Available data:
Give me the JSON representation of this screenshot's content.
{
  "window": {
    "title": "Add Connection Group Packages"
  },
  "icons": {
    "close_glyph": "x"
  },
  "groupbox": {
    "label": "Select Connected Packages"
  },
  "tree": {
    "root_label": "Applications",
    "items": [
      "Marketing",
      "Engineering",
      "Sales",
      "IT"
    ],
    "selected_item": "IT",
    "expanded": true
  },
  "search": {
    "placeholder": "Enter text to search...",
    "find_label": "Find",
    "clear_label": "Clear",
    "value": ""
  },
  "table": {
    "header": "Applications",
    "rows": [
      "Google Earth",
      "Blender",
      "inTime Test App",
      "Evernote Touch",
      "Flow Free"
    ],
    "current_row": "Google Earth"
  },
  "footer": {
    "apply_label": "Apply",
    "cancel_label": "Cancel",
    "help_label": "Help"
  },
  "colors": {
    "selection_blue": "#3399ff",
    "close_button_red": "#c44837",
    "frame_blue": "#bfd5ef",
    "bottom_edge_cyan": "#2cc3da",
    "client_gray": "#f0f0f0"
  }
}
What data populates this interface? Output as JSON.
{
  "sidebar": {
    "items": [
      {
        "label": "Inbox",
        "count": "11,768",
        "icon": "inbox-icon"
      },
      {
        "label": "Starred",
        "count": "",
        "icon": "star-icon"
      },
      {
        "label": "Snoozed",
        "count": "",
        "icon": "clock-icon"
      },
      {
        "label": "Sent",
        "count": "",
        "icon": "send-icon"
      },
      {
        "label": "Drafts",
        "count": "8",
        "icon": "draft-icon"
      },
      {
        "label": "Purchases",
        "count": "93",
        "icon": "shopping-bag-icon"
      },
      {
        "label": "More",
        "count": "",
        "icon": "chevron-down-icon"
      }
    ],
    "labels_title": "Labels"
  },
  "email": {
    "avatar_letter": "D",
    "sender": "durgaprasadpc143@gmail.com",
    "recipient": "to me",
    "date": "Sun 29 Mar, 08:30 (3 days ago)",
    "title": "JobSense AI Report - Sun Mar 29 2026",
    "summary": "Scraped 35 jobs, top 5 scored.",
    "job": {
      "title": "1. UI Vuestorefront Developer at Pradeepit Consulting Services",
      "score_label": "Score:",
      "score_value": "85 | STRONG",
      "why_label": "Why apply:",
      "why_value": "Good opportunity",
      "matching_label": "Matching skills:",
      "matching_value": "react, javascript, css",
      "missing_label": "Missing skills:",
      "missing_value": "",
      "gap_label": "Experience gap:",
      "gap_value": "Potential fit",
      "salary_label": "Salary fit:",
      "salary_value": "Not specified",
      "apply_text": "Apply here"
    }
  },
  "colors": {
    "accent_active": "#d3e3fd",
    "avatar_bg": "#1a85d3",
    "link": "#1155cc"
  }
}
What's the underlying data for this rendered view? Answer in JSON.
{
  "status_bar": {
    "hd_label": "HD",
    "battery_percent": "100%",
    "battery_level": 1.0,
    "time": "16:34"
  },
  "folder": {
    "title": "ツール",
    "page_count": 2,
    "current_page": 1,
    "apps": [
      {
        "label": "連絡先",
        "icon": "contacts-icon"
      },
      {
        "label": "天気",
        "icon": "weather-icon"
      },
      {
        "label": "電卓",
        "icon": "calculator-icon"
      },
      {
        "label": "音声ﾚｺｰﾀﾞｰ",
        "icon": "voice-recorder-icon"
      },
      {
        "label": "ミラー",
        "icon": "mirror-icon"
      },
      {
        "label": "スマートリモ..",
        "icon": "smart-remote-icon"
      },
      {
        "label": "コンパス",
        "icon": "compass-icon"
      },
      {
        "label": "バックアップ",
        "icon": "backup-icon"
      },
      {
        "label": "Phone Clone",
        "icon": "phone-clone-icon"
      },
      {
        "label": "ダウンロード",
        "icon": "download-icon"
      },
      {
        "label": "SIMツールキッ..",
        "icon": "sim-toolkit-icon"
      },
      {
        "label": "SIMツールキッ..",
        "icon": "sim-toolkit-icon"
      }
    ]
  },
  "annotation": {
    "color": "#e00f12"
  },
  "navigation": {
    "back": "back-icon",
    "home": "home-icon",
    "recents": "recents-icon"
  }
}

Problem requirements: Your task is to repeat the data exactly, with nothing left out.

Answer box:
Give me the JSON representation of this screenshot's content.
{
  "window": {
    "title": "Add Connection Group Packages"
  },
  "icons": {
    "close_glyph": "x"
  },
  "groupbox": {
    "label": "Select Connected Packages"
  },
  "tree": {
    "root_label": "Applications",
    "items": [
      "Marketing",
      "Engineering",
      "Sales",
      "IT"
    ],
    "selected_item": "IT",
    "expanded": true
  },
  "search": {
    "placeholder": "Enter text to search...",
    "find_label": "Find",
    "clear_label": "Clear",
    "value": ""
  },
  "table": {
    "header": "Applications",
    "rows": [
      "Google Earth",
      "Blender",
      "inTime Test App",
      "Evernote Touch",
      "Flow Free"
    ],
    "current_row": "Google Earth"
  },
  "footer": {
    "apply_label": "Apply",
    "cancel_label": "Cancel",
    "help_label": "Help"
  },
  "colors": {
    "selection_blue": "#3399ff",
    "close_button_red": "#c44837",
    "frame_blue": "#bfd5ef",
    "bottom_edge_cyan": "#2cc3da",
    "client_gray": "#f0f0f0"
  }
}
What data populates this interface? Output as JSON.
{
  "sidebar": {
    "items": [
      {
        "label": "Inbox",
        "count": "11,768",
        "icon": "inbox-icon"
      },
      {
        "label": "Starred",
        "count": "",
        "icon": "star-icon"
      },
      {
        "label": "Snoozed",
        "count": "",
        "icon": "clock-icon"
      },
      {
        "label": "Sent",
        "count": "",
        "icon": "send-icon"
      },
      {
        "label": "Drafts",
        "count": "8",
        "icon": "draft-icon"
      },
      {
        "label": "Purchases",
        "count": "93",
        "icon": "shopping-bag-icon"
      },
      {
        "label": "More",
        "count": "",
        "icon": "chevron-down-icon"
      }
    ],
    "labels_title": "Labels"
  },
  "email": {
    "avatar_letter": "D",
    "sender": "durgaprasadpc143@gmail.com",
    "recipient": "to me",
    "date": "Sun 29 Mar, 08:30 (3 days ago)",
    "title": "JobSense AI Report - Sun Mar 29 2026",
    "summary": "Scraped 35 jobs, top 5 scored.",
    "job": {
      "title": "1. UI Vuestorefront Developer at Pradeepit Consulting Services",
      "score_label": "Score:",
      "score_value": "85 | STRONG",
      "why_label": "Why apply:",
      "why_value": "Good opportunity",
      "matching_label": "Matching skills:",
      "matching_value": "react, javascript, css",
      "missing_label": "Missing skills:",
      "missing_value": "",
      "gap_label": "Experience gap:",
      "gap_value": "Potential fit",
      "salary_label": "Salary fit:",
      "salary_value": "Not specified",
      "apply_text": "Apply here"
    }
  },
  "colors": {
    "accent_active": "#d3e3fd",
    "avatar_bg": "#1a85d3",
    "link": "#1155cc"
  }
}
What's the underlying data for this rendered view? Answer in JSON.
{
  "status_bar": {
    "hd_label": "HD",
    "battery_percent": "100%",
    "battery_level": 1.0,
    "time": "16:34"
  },
  "folder": {
    "title": "ツール",
    "page_count": 2,
    "current_page": 1,
    "apps": [
      {
        "label": "連絡先",
        "icon": "contacts-icon"
      },
      {
        "label": "天気",
        "icon": "weather-icon"
      },
      {
        "label": "電卓",
        "icon": "calculator-icon"
      },
      {
        "label": "音声ﾚｺｰﾀﾞｰ",
        "icon": "voice-recorder-icon"
      },
      {
        "label": "ミラー",
        "icon": "mirror-icon"
      },
      {
        "label": "スマートリモ..",
        "icon": "smart-remote-icon"
      },
      {
        "label": "コンパス",
        "icon": "compass-icon"
      },
      {
        "label": "バックアップ",
        "icon": "backup-icon"
      },
      {
        "label": "Phone Clone",
        "icon": "phone-clone-icon"
      },
      {
        "label": "ダウンロード",
        "icon": "download-icon"
      },
      {
        "label": "SIMツールキッ..",
        "icon": "sim-toolkit-icon"
      },
      {
        "label": "SIMツールキッ..",
        "icon": "sim-toolkit-icon"
      }
    ]
  },
  "annotation": {
    "color": "#e00f12"
  },
  "navigation": {
    "back": "back-icon",
    "home": "home-icon",
    "recents": "recents-icon"
  }
}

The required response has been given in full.